**SUPPLIED RECORDS**
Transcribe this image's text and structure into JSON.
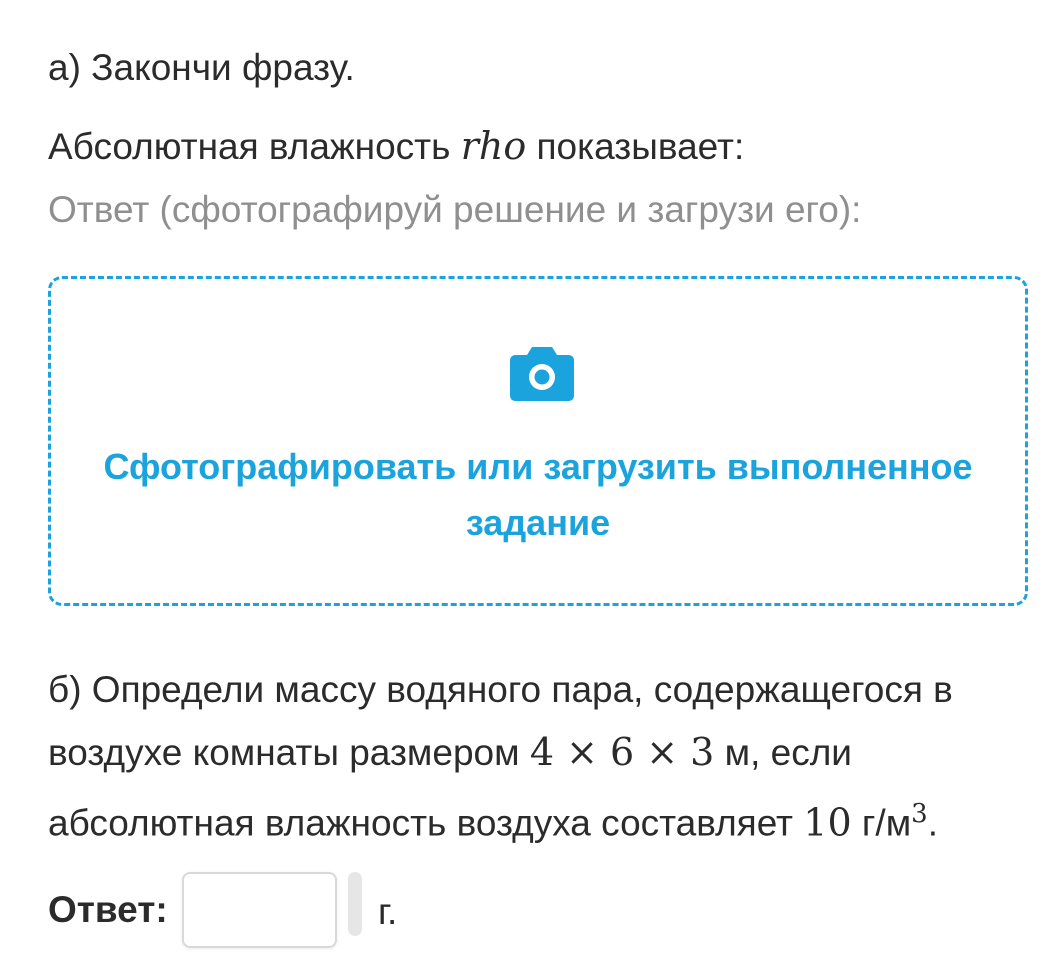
{
  "part_a": {
    "title": "а) Закончи фразу.",
    "sentence_prefix": "Абсолютная влажность ",
    "sentence_symbol": "rho",
    "sentence_suffix": " показывает:",
    "answer_hint": "Ответ (сфотографируй решение и загрузи его):"
  },
  "upload": {
    "icon": "camera-icon",
    "label_line1": "Сфотографировать или загрузить выполненное",
    "label_line2": "задание",
    "accent_color": "#1aa3dc"
  },
  "part_b": {
    "line1": "б) Определи массу водяного пара, содержащегося в",
    "line2_prefix": "воздухе комнаты размером ",
    "line2_dims": "4 × 6 × 3",
    "line2_suffix": " м, если",
    "line3_prefix": "абсолютная влажность воздуха составляет ",
    "line3_value": "10",
    "line3_unit": " г/м",
    "line3_exp": "3",
    "line3_end": "."
  },
  "answer": {
    "label": "Ответ:",
    "value": "",
    "unit": "г."
  }
}
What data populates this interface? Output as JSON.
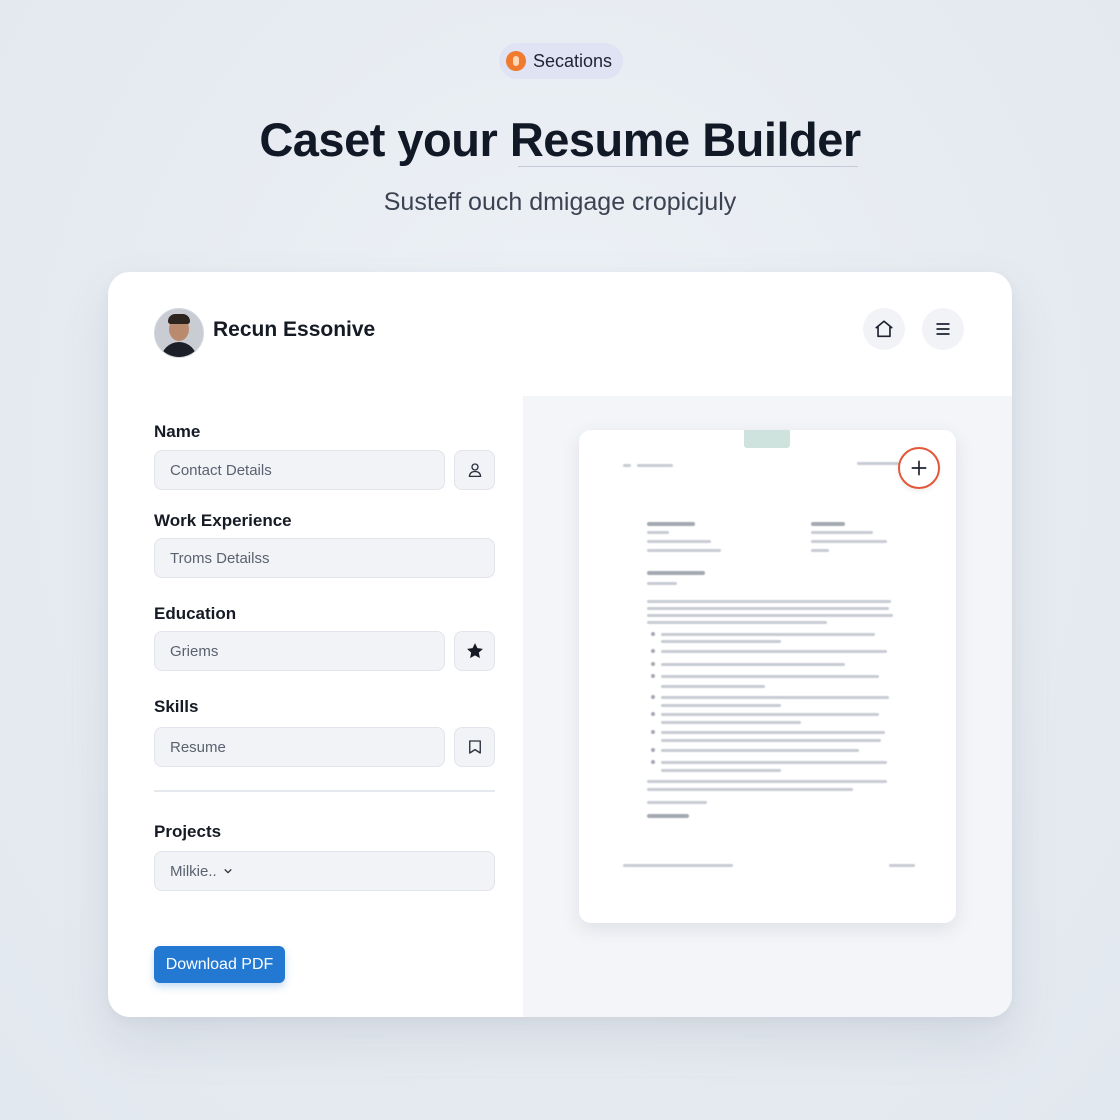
{
  "badge": {
    "label": "Secations",
    "icon": "badge-icon",
    "accent": "#f07a2e"
  },
  "hero": {
    "title": "Caset your Resume Builder",
    "subtitle": "Susteff ouch dmigage cropicjuly"
  },
  "card": {
    "profile_name": "Recun Essonive",
    "header_icons": [
      "home-icon",
      "menu-icon"
    ]
  },
  "form": {
    "name_label": "Name",
    "name_value": "Contact Details",
    "work_label": "Work Experience",
    "work_value": "Troms Detailss",
    "education_label": "Education",
    "education_value": "Griems",
    "skills_label": "Skills",
    "skills_value": "Resume",
    "projects_label": "Projects",
    "projects_value": "Milkie..",
    "download_label": "Download PDF",
    "accent": "#2379d2"
  },
  "preview": {
    "add_icon": "plus-icon",
    "add_accent": "#e2573a"
  }
}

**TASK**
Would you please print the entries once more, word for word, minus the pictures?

**ANSWER**
Transcribe this image's text and structure into JSON.
{
  "part_a": {
    "title": "а) Закончи фразу.",
    "sentence_prefix": "Абсолютная влажность ",
    "sentence_symbol": "rho",
    "sentence_suffix": " показывает:",
    "answer_hint": "Ответ (сфотографируй решение и загрузи его):"
  },
  "upload": {
    "icon": "camera-icon",
    "label_line1": "Сфотографировать или загрузить выполненное",
    "label_line2": "задание",
    "accent_color": "#1aa3dc"
  },
  "part_b": {
    "line1": "б) Определи массу водяного пара, содержащегося в",
    "line2_prefix": "воздухе комнаты размером ",
    "line2_dims": "4 × 6 × 3",
    "line2_suffix": " м, если",
    "line3_prefix": "абсолютная влажность воздуха составляет ",
    "line3_value": "10",
    "line3_unit": " г/м",
    "line3_exp": "3",
    "line3_end": "."
  },
  "answer": {
    "label": "Ответ:",
    "value": "",
    "unit": "г."
  }
}
What data populates this interface? Output as JSON.
{
  "badge": {
    "label": "Secations",
    "icon": "badge-icon",
    "accent": "#f07a2e"
  },
  "hero": {
    "title": "Caset your Resume Builder",
    "subtitle": "Susteff ouch dmigage cropicjuly"
  },
  "card": {
    "profile_name": "Recun Essonive",
    "header_icons": [
      "home-icon",
      "menu-icon"
    ]
  },
  "form": {
    "name_label": "Name",
    "name_value": "Contact Details",
    "work_label": "Work Experience",
    "work_value": "Troms Detailss",
    "education_label": "Education",
    "education_value": "Griems",
    "skills_label": "Skills",
    "skills_value": "Resume",
    "projects_label": "Projects",
    "projects_value": "Milkie..",
    "download_label": "Download PDF",
    "accent": "#2379d2"
  },
  "preview": {
    "add_icon": "plus-icon",
    "add_accent": "#e2573a"
  }
}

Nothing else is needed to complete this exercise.